The Heart and Stroke Foundation reports that Strokes are the third leading cause of death in Canada, with 14,000 Canadians dying every year, and of those more are women than men.
The most common type of stroke is an ischemic stroke, which takes place thanks to a blood clot in a vessel supplying blood to the brain. If you manage to survive the stroke's devastating paralyzing effects, recovery is guaranteed to be a tough road.
But the good news is, 80 per cent of all strokes are preventable according to researchers from American universities. All it takes is a few simple lifestyle changes in the form of diet, exercise, BMI, blood pressure, blood sugar level, and cutting out smoking. In addition, your lack of vitamin D, stress levels, grounding, statin drug use, and hormone replacement therapy all play a role.
Luckily, there's "Life's Simple Seven Scale," which was developed by The American Heart Association to help manage some of the lifestyle issues that create the risk factors for stroke. They are the following:
- Get active
- Control your cholesterol
- Eat better
- Manage your blood pressure
- Lose weight
- Reduce your blood sugar
- Stop smoking
Even doing all of these things just a little bit can greatly reduce your risk according to reporting from NPR:
[The] scientists dug into a large study that tracked 30,239 people to see how much improvement it takes to prevent stroke... The good news is it doesn't take much to make a difference.

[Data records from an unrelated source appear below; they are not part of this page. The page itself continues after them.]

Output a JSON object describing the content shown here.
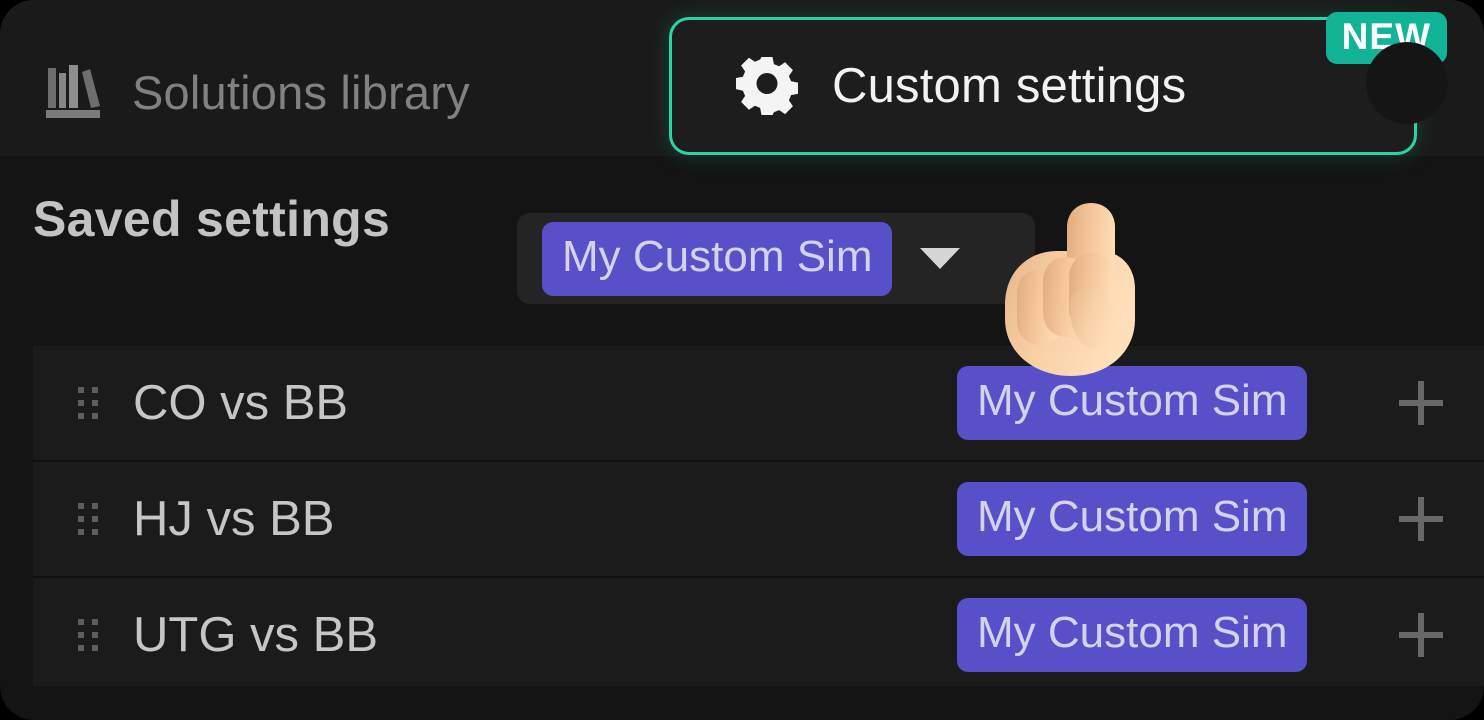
{
  "header": {
    "library_tab": {
      "label": "Solutions library",
      "icon": "library-icon"
    },
    "settings_tab": {
      "label": "Custom settings",
      "icon": "gear-icon",
      "badge": "NEW",
      "border_color": "#2bd4a4",
      "badge_color": "#12b498"
    }
  },
  "saved_settings": {
    "label": "Saved settings",
    "dropdown": {
      "selected": "My Custom Sim",
      "icon": "chevron-down-icon",
      "pill_color": "#5850c8"
    }
  },
  "list": {
    "rows": [
      {
        "name": "CO vs BB",
        "sim": "My Custom Sim",
        "add": "+"
      },
      {
        "name": "HJ vs BB",
        "sim": "My Custom Sim",
        "add": "+"
      },
      {
        "name": "UTG vs BB",
        "sim": "My Custom Sim",
        "add": "+"
      }
    ]
  },
  "cursor": {
    "icon": "pointing-up-hand-cursor"
  }
}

Each risk factor for stroke was scored from 0 to 2, with 0 being crummy, 1 kind of OK, and 2 terrific. Even a one-point improvement in the total score across all seven factors significantly reduced stroke risk.

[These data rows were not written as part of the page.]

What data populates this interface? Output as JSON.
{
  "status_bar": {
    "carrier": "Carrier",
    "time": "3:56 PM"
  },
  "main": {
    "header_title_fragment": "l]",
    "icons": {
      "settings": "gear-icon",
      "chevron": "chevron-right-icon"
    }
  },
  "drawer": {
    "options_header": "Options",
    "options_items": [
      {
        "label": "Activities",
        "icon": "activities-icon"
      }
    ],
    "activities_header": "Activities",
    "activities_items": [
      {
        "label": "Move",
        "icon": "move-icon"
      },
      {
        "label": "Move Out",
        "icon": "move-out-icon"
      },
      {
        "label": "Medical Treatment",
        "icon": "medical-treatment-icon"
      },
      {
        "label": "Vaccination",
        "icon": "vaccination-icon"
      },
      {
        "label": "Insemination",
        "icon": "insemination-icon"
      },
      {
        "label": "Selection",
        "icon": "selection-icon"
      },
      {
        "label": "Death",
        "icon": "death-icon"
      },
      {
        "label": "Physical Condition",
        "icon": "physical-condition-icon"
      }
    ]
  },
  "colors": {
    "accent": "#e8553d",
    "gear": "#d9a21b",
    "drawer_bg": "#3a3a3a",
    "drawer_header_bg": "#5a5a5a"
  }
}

Each improvement of a point on the 14-point scale meant an 8 percent reduction in stroke. ‘The neat thing of this finding is that anything makes a difference... If you make a small change, you make an improvement,' Lackland says. 'If you make a bigger change, you make a bigger improvement.’
In addition to getting healthier and reducing your risk, you will also reduce the cost of your life insurance premiums. This is because the healthier you are, the less likely you are to receive a rating on your premiums, which can be between 30 and 50 per cent more with a rating added.
The underwriters will base their ruling on the following criteria:
- Current age
- Date of diagnosis and age of onset
- Current symptoms or extent of neurological deficit
- Cause of stroke
- Number of strokes
- Smoking history
- Whether or not you lead an active lifestyle
- Blood pressure and cholesterol readings
The more you can get these lifestyle factors under control, the more likely you are to qualify without a decline or a rating. However, in the event you do have a stroke, remember that you won't be able to apply for traditional life insurance until 12 months after your last stroke. Multiple strokes usually mean a decline, and the average price rating is between 150 and 200 per cent if you;re approved. Keep in mind that the more recent the stroke and the younger the applicant, the higher the rating.